Dataset rows for apps and sites
○ ○ ○ ○ ○

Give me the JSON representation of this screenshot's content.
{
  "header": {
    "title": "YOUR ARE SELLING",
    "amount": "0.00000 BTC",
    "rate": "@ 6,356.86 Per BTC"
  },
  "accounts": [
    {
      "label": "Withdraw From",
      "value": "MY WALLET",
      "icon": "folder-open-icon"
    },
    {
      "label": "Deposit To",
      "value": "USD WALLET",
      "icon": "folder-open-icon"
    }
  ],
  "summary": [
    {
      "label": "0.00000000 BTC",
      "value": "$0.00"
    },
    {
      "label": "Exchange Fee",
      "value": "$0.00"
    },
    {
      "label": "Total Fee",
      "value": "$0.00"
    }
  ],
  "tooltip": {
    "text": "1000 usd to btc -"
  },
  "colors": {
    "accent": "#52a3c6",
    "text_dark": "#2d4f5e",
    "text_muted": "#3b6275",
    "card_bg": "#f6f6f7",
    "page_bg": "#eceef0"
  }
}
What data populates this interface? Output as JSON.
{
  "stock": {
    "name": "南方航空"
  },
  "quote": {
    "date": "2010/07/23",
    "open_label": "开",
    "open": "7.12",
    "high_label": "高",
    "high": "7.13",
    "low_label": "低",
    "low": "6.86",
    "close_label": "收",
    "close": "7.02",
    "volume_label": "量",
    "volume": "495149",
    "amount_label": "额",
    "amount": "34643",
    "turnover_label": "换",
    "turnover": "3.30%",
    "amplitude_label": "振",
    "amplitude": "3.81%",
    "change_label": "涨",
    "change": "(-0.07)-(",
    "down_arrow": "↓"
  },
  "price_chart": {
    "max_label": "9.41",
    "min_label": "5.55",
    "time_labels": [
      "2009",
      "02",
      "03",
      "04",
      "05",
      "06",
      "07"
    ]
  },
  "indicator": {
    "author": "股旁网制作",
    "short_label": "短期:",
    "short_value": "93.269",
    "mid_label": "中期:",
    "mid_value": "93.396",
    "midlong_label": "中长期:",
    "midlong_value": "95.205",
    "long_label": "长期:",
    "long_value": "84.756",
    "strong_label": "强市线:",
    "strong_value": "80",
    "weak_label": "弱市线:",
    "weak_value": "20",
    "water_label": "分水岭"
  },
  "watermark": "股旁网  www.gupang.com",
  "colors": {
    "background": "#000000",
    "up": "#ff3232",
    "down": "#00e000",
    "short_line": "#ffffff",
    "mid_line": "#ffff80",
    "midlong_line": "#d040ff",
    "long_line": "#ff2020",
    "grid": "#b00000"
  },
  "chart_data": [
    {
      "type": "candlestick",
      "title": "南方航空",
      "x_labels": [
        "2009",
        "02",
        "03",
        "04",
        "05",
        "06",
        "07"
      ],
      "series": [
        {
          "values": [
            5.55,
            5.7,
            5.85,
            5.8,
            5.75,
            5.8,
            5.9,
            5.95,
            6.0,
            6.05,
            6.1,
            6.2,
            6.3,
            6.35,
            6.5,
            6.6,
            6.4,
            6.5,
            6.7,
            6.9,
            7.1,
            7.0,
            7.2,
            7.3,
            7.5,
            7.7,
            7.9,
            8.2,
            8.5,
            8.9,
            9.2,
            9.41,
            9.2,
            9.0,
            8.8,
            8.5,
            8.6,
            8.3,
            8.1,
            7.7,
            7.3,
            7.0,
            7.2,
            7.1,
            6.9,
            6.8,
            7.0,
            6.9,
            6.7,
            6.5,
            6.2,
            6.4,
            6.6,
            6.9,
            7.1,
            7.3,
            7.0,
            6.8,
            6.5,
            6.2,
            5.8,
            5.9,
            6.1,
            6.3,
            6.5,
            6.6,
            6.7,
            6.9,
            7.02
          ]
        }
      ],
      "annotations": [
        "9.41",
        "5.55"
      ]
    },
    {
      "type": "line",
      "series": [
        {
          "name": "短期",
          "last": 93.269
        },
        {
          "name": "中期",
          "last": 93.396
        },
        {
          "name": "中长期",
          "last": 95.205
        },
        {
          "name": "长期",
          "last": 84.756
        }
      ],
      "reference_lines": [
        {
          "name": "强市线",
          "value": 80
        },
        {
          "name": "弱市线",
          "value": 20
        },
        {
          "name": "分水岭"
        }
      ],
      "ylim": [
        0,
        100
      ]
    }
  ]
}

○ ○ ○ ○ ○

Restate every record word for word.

Give me the JSON representation of this screenshot's content.
{
  "header": {
    "title": "YOUR ARE SELLING",
    "amount": "0.00000 BTC",
    "rate": "@ 6,356.86 Per BTC"
  },
  "accounts": [
    {
      "label": "Withdraw From",
      "value": "MY WALLET",
      "icon": "folder-open-icon"
    },
    {
      "label": "Deposit To",
      "value": "USD WALLET",
      "icon": "folder-open-icon"
    }
  ],
  "summary": [
    {
      "label": "0.00000000 BTC",
      "value": "$0.00"
    },
    {
      "label": "Exchange Fee",
      "value": "$0.00"
    },
    {
      "label": "Total Fee",
      "value": "$0.00"
    }
  ],
  "tooltip": {
    "text": "1000 usd to btc -"
  },
  "colors": {
    "accent": "#52a3c6",
    "text_dark": "#2d4f5e",
    "text_muted": "#3b6275",
    "card_bg": "#f6f6f7",
    "page_bg": "#eceef0"
  }
}
What data populates this interface? Output as JSON.
{
  "stock": {
    "name": "南方航空"
  },
  "quote": {
    "date": "2010/07/23",
    "open_label": "开",
    "open": "7.12",
    "high_label": "高",
    "high": "7.13",
    "low_label": "低",
    "low": "6.86",
    "close_label": "收",
    "close": "7.02",
    "volume_label": "量",
    "volume": "495149",
    "amount_label": "额",
    "amount": "34643",
    "turnover_label": "换",
    "turnover": "3.30%",
    "amplitude_label": "振",
    "amplitude": "3.81%",
    "change_label": "涨",
    "change": "(-0.07)-(",
    "down_arrow": "↓"
  },
  "price_chart": {
    "max_label": "9.41",
    "min_label": "5.55",
    "time_labels": [
      "2009",
      "02",
      "03",
      "04",
      "05",
      "06",
      "07"
    ]
  },
  "indicator": {
    "author": "股旁网制作",
    "short_label": "短期:",
    "short_value": "93.269",
    "mid_label": "中期:",
    "mid_value": "93.396",
    "midlong_label": "中长期:",
    "midlong_value": "95.205",
    "long_label": "长期:",
    "long_value": "84.756",
    "strong_label": "强市线:",
    "strong_value": "80",
    "weak_label": "弱市线:",
    "weak_value": "20",
    "water_label": "分水岭"
  },
  "watermark": "股旁网  www.gupang.com",
  "colors": {
    "background": "#000000",
    "up": "#ff3232",
    "down": "#00e000",
    "short_line": "#ffffff",
    "mid_line": "#ffff80",
    "midlong_line": "#d040ff",
    "long_line": "#ff2020",
    "grid": "#b00000"
  },
  "chart_data": [
    {
      "type": "candlestick",
      "title": "南方航空",
      "x_labels": [
        "2009",
        "02",
        "03",
        "04",
        "05",
        "06",
        "07"
      ],
      "series": [
        {
          "values": [
            5.55,
            5.7,
            5.85,
            5.8,
            5.75,
            5.8,
            5.9,
            5.95,
            6.0,
            6.05,
            6.1,
            6.2,
            6.3,
            6.35,
            6.5,
            6.6,
            6.4,
            6.5,
            6.7,
            6.9,
            7.1,
            7.0,
            7.2,
            7.3,
            7.5,
            7.7,
            7.9,
            8.2,
            8.5,
            8.9,
            9.2,
            9.41,
            9.2,
            9.0,
            8.8,
            8.5,
            8.6,
            8.3,
            8.1,
            7.7,
            7.3,
            7.0,
            7.2,
            7.1,
            6.9,
            6.8,
            7.0,
            6.9,
            6.7,
            6.5,
            6.2,
            6.4,
            6.6,
            6.9,
            7.1,
            7.3,
            7.0,
            6.8,
            6.5,
            6.2,
            5.8,
            5.9,
            6.1,
            6.3,
            6.5,
            6.6,
            6.7,
            6.9,
            7.02
          ]
        }
      ],
      "annotations": [
        "9.41",
        "5.55"
      ]
    },
    {
      "type": "line",
      "series": [
        {
          "name": "短期",
          "last": 93.269
        },
        {
          "name": "中期",
          "last": 93.396
        },
        {
          "name": "中长期",
          "last": 95.205
        },
        {
          "name": "长期",
          "last": 84.756
        }
      ],
      "reference_lines": [
        {
          "name": "强市线",
          "value": 80
        },
        {
          "name": "弱市线",
          "value": 20
        },
        {
          "name": "分水岭"
        }
      ],
      "ylim": [
        0,
        100
      ]
    }
  ]
}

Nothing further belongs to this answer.